Reproduce all of the data below without alteration; exclude every picture.

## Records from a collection
============
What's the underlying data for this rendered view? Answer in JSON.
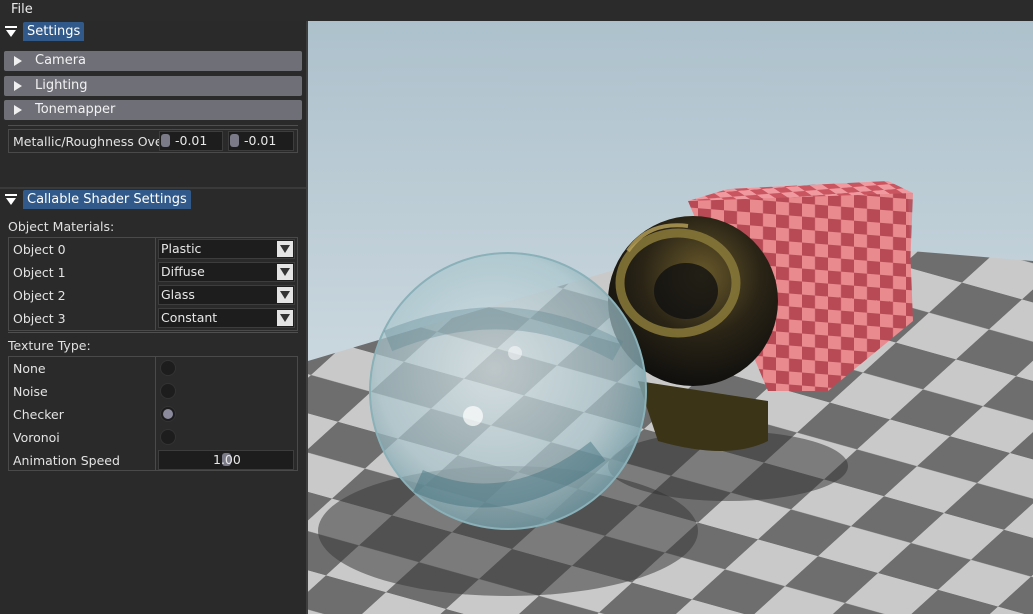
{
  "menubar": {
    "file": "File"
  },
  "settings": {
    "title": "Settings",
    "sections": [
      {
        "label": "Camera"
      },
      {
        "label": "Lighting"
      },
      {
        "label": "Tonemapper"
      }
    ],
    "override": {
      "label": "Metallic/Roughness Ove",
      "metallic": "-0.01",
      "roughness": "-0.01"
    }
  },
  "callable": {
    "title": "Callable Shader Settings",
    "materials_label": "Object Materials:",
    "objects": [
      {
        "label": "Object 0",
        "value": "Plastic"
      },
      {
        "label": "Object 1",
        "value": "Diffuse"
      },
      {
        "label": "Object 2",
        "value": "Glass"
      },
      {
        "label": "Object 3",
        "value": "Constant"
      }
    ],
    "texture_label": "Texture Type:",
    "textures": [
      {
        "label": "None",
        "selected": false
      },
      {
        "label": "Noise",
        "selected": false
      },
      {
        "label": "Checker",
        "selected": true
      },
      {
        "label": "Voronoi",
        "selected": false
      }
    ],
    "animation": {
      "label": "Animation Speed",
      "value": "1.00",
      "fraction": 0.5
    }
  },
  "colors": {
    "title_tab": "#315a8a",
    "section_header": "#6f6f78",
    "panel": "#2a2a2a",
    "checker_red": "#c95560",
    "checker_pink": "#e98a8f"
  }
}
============
## ANSWER FOR THE TASK
What's the underlying data for this rendered view? Answer in JSON.
{
  "menubar": {
    "file": "File"
  },
  "settings": {
    "title": "Settings",
    "sections": [
      {
        "label": "Camera"
      },
      {
        "label": "Lighting"
      },
      {
        "label": "Tonemapper"
      }
    ],
    "override": {
      "label": "Metallic/Roughness Ove",
      "metallic": "-0.01",
      "roughness": "-0.01"
    }
  },
  "callable": {
    "title": "Callable Shader Settings",
    "materials_label": "Object Materials:",
    "objects": [
      {
        "label": "Object 0",
        "value": "Plastic"
      },
      {
        "label": "Object 1",
        "value": "Diffuse"
      },
      {
        "label": "Object 2",
        "value": "Glass"
      },
      {
        "label": "Object 3",
        "value": "Constant"
      }
    ],
    "texture_label": "Texture Type:",
    "textures": [
      {
        "label": "None",
        "selected": false
      },
      {
        "label": "Noise",
        "selected": false
      },
      {
        "label": "Checker",
        "selected": true
      },
      {
        "label": "Voronoi",
        "selected": false
      }
    ],
    "animation": {
      "label": "Animation Speed",
      "value": "1.00",
      "fraction": 0.5
    }
  },
  "colors": {
    "title_tab": "#315a8a",
    "section_header": "#6f6f78",
    "panel": "#2a2a2a",
    "checker_red": "#c95560",
    "checker_pink": "#e98a8f"
  }
}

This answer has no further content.